**Given information**
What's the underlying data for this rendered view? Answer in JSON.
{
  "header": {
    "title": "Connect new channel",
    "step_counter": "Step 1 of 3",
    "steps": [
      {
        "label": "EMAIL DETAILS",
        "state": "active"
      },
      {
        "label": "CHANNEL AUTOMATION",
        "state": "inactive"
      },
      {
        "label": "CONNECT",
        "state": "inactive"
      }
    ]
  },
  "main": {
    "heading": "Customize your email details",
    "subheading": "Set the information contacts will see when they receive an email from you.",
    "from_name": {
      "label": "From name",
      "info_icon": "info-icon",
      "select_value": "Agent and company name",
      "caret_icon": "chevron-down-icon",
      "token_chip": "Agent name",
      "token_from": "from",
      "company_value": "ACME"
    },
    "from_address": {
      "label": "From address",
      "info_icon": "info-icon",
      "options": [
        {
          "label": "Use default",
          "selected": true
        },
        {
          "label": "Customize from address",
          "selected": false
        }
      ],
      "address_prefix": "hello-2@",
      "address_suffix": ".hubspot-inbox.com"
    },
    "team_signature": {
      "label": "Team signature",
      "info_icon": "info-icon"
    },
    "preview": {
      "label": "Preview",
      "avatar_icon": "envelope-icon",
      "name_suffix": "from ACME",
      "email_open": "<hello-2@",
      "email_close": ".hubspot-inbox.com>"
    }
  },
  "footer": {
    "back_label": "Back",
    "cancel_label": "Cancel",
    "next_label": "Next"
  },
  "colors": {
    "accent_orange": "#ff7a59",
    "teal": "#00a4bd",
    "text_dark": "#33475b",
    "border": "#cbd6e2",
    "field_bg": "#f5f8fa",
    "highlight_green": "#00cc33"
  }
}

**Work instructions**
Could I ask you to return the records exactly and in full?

**Response to this exercise**
What's the underlying data for this rendered view? Answer in JSON.
{
  "header": {
    "title": "Connect new channel",
    "step_counter": "Step 1 of 3",
    "steps": [
      {
        "label": "EMAIL DETAILS",
        "state": "active"
      },
      {
        "label": "CHANNEL AUTOMATION",
        "state": "inactive"
      },
      {
        "label": "CONNECT",
        "state": "inactive"
      }
    ]
  },
  "main": {
    "heading": "Customize your email details",
    "subheading": "Set the information contacts will see when they receive an email from you.",
    "from_name": {
      "label": "From name",
      "info_icon": "info-icon",
      "select_value": "Agent and company name",
      "caret_icon": "chevron-down-icon",
      "token_chip": "Agent name",
      "token_from": "from",
      "company_value": "ACME"
    },
    "from_address": {
      "label": "From address",
      "info_icon": "info-icon",
      "options": [
        {
          "label": "Use default",
          "selected": true
        },
        {
          "label": "Customize from address",
          "selected": false
        }
      ],
      "address_prefix": "hello-2@",
      "address_suffix": ".hubspot-inbox.com"
    },
    "team_signature": {
      "label": "Team signature",
      "info_icon": "info-icon"
    },
    "preview": {
      "label": "Preview",
      "avatar_icon": "envelope-icon",
      "name_suffix": "from ACME",
      "email_open": "<hello-2@",
      "email_close": ".hubspot-inbox.com>"
    }
  },
  "footer": {
    "back_label": "Back",
    "cancel_label": "Cancel",
    "next_label": "Next"
  },
  "colors": {
    "accent_orange": "#ff7a59",
    "teal": "#00a4bd",
    "text_dark": "#33475b",
    "border": "#cbd6e2",
    "field_bg": "#f5f8fa",
    "highlight_green": "#00cc33"
  }
}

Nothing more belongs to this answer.